Booker Prize winner should get financial advice from Yann Martel
The votes have been counted and the winner announced: British author Howard Jacobson will take home this year’s Man Booker Prize for his darkly comic novel The Finkler Question. And though the glory that accompanies such a prestigious win is surely delightful, Jacobson is no doubt also pondering how this prize will translate into sales and cold, hard cash. Perhaps he should talk to Canada’s very own Booker winner.
Yann Martel‘s Life of Pi, which won the Booker in 2002, has sold more than 1.2 million copies (that’s worth about $15 million), more than double any other winner. Over the past 12 years, the award has meant sales of at least 180,000 copies, which would be a leap for The Finkler Question, whose sales sat at a paltry 8,500 before winning the prize. Its publisher is currently gearing up for a huge printing order of 150,000 additional copies.

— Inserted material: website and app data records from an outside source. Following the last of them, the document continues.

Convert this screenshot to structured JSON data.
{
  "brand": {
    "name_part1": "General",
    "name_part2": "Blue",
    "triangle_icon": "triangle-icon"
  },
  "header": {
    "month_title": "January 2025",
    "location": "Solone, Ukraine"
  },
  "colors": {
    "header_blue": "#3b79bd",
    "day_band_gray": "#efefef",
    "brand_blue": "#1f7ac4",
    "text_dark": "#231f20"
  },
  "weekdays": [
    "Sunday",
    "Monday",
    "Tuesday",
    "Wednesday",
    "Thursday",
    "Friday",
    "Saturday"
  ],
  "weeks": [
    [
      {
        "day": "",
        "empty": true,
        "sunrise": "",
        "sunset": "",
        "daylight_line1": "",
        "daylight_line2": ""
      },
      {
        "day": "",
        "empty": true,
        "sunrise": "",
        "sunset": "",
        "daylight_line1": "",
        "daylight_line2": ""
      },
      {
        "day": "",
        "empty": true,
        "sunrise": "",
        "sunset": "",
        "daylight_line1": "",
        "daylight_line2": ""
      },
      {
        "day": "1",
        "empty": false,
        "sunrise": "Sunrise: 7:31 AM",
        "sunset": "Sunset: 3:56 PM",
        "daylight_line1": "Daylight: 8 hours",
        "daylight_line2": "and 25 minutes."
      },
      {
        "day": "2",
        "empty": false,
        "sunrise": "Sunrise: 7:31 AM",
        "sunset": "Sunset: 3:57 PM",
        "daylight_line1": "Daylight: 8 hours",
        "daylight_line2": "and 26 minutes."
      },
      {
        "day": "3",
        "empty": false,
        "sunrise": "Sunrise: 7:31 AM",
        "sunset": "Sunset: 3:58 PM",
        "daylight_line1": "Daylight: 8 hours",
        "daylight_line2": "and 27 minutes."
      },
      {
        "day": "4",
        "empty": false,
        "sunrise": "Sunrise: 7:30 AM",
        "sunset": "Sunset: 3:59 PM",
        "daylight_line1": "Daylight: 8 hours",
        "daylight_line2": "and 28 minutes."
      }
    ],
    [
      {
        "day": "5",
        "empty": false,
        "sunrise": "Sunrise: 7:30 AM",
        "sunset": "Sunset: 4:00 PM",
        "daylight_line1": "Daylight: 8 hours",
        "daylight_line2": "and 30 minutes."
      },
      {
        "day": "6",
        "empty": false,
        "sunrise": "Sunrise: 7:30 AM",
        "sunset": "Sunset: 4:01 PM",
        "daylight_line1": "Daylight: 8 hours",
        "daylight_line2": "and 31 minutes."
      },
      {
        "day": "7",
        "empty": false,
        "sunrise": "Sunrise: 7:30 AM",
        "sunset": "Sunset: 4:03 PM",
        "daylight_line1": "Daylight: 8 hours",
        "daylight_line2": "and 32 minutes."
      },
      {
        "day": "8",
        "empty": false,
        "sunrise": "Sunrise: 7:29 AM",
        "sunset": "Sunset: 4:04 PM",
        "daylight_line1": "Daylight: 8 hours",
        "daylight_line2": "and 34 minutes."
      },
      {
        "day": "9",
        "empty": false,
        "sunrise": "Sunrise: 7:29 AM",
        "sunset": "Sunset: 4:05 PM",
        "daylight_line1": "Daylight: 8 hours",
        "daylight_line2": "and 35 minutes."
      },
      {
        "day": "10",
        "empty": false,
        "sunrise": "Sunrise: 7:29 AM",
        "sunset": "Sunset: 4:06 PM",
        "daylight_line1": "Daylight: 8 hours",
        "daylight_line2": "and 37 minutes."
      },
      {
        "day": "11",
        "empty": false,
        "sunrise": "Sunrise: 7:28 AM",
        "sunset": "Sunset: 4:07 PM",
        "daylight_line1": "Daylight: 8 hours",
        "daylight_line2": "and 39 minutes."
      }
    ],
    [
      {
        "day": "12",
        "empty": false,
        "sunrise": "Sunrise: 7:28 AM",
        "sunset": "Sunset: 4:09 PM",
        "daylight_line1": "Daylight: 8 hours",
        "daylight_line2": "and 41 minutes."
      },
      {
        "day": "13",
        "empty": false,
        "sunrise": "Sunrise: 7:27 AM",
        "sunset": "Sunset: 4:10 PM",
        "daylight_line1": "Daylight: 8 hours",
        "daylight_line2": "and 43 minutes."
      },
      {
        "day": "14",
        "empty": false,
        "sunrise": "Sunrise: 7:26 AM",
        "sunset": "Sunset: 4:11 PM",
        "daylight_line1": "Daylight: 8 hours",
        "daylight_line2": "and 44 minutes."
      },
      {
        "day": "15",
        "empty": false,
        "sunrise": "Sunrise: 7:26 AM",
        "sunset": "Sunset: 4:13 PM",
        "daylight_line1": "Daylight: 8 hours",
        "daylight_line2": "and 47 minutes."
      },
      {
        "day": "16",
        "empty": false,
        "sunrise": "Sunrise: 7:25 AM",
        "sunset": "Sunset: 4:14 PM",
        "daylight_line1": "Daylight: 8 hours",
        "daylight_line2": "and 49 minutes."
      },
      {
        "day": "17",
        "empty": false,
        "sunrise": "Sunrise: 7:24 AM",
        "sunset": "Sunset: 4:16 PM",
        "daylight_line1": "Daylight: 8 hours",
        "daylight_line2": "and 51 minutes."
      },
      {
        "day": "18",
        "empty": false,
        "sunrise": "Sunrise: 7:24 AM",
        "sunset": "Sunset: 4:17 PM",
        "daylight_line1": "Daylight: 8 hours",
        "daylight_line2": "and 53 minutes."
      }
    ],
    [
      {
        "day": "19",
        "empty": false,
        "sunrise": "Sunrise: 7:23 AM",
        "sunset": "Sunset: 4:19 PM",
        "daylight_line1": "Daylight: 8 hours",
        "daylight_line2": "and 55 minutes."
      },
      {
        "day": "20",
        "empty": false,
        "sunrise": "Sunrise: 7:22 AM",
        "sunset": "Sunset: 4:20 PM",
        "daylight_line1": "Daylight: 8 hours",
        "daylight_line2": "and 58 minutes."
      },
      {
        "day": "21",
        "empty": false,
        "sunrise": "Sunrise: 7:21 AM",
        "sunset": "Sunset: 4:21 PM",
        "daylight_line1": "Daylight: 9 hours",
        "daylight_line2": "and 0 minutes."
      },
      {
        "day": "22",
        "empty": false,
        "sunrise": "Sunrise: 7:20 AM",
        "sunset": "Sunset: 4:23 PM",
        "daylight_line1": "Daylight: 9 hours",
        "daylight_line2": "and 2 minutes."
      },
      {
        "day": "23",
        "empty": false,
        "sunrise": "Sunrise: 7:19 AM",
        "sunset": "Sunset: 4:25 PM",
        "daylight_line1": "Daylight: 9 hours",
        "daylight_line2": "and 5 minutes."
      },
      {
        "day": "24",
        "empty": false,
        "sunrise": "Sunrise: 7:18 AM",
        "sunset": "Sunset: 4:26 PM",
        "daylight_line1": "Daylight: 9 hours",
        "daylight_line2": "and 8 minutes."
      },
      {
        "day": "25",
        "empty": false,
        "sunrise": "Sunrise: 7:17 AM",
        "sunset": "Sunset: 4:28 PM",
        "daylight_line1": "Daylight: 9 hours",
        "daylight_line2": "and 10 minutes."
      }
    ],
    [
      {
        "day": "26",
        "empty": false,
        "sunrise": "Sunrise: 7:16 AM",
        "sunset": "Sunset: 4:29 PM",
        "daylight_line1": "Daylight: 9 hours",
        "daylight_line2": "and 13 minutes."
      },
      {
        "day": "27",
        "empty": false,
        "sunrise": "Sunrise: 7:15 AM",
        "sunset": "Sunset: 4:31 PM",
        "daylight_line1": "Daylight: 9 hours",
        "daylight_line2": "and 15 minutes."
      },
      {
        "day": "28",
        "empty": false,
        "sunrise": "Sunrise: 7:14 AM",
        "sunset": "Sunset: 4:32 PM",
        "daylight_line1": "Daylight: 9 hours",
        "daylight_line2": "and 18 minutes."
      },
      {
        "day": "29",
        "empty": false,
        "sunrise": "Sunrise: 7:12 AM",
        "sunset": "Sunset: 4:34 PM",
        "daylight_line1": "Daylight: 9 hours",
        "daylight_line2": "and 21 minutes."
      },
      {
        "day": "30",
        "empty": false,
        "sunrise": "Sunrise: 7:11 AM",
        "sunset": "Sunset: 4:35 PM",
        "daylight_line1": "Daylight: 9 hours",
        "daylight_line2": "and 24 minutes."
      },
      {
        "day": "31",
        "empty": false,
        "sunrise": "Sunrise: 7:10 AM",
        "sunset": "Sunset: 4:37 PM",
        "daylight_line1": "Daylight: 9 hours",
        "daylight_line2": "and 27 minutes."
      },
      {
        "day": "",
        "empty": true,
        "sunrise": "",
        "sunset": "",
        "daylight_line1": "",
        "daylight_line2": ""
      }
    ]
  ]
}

Martel’s homegrown supremacy has Canadian books blog Bookninja.com pondering if any Canadian literary prizes have the same sort of sales boosting potential offered by the Booker. Popular wisdom says there is a Giller Prize bump, but data keeper BookNet Canada says the official numbers are a secret. What they do reveal is that appearing on the Giller short list—announced last week—usually means a jump in sales of about 600 percent. That’s sure to have newbie Giller nominees like Johanna Skibsrud and Alexander MacLeod fantasizing about the extravagant purchases their new-found riches will finance (we’re guessing fancy pens and americanos).
• Man Booker Prize 2010: All the winners, and the 2010 shortlist [Guardian]
• Capitalizing on the Giller Announcements [Booknet Canada]
• The Booker sales data [Bookninja]
• Big print run for Booker winner Howard Jacobson [BBC]